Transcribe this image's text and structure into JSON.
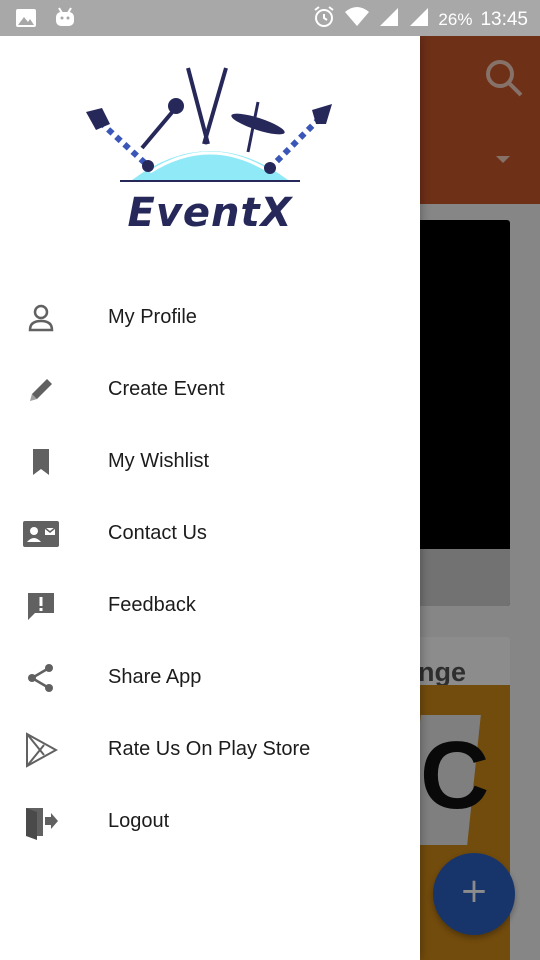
{
  "status_bar": {
    "battery_percent": "26%",
    "time": "13:45",
    "left_icons": [
      "image-icon",
      "android-icon"
    ],
    "right_icons": [
      "alarm-icon",
      "wifi-icon",
      "signal-icon",
      "signal-icon",
      "battery-icon"
    ]
  },
  "drawer": {
    "app_name": "EventX",
    "items": [
      {
        "label": "My Profile",
        "icon": "person-icon"
      },
      {
        "label": "Create Event",
        "icon": "pencil-icon"
      },
      {
        "label": "My Wishlist",
        "icon": "bookmark-icon"
      },
      {
        "label": "Contact Us",
        "icon": "contact-card-icon"
      },
      {
        "label": "Feedback",
        "icon": "feedback-icon"
      },
      {
        "label": "Share App",
        "icon": "share-icon"
      },
      {
        "label": "Rate Us On Play Store",
        "icon": "play-store-icon"
      },
      {
        "label": "Logout",
        "icon": "logout-icon"
      }
    ]
  },
  "background": {
    "card_title_fragment": "nge",
    "card_image_letter": "C",
    "fab_symbol": "+"
  },
  "colors": {
    "toolbar": "#c9582a",
    "logo_text": "#27285a",
    "fab": "#2b62c4",
    "icon_gray": "#616161"
  }
}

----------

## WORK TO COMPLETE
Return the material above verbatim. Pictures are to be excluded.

## ANSWER SECTION
Transcribe this image's text and structure into JSON.
{
  "status_bar": {
    "battery_percent": "26%",
    "time": "13:45",
    "left_icons": [
      "image-icon",
      "android-icon"
    ],
    "right_icons": [
      "alarm-icon",
      "wifi-icon",
      "signal-icon",
      "signal-icon",
      "battery-icon"
    ]
  },
  "drawer": {
    "app_name": "EventX",
    "items": [
      {
        "label": "My Profile",
        "icon": "person-icon"
      },
      {
        "label": "Create Event",
        "icon": "pencil-icon"
      },
      {
        "label": "My Wishlist",
        "icon": "bookmark-icon"
      },
      {
        "label": "Contact Us",
        "icon": "contact-card-icon"
      },
      {
        "label": "Feedback",
        "icon": "feedback-icon"
      },
      {
        "label": "Share App",
        "icon": "share-icon"
      },
      {
        "label": "Rate Us On Play Store",
        "icon": "play-store-icon"
      },
      {
        "label": "Logout",
        "icon": "logout-icon"
      }
    ]
  },
  "background": {
    "card_title_fragment": "nge",
    "card_image_letter": "C",
    "fab_symbol": "+"
  },
  "colors": {
    "toolbar": "#c9582a",
    "logo_text": "#27285a",
    "fab": "#2b62c4",
    "icon_gray": "#616161"
  }
}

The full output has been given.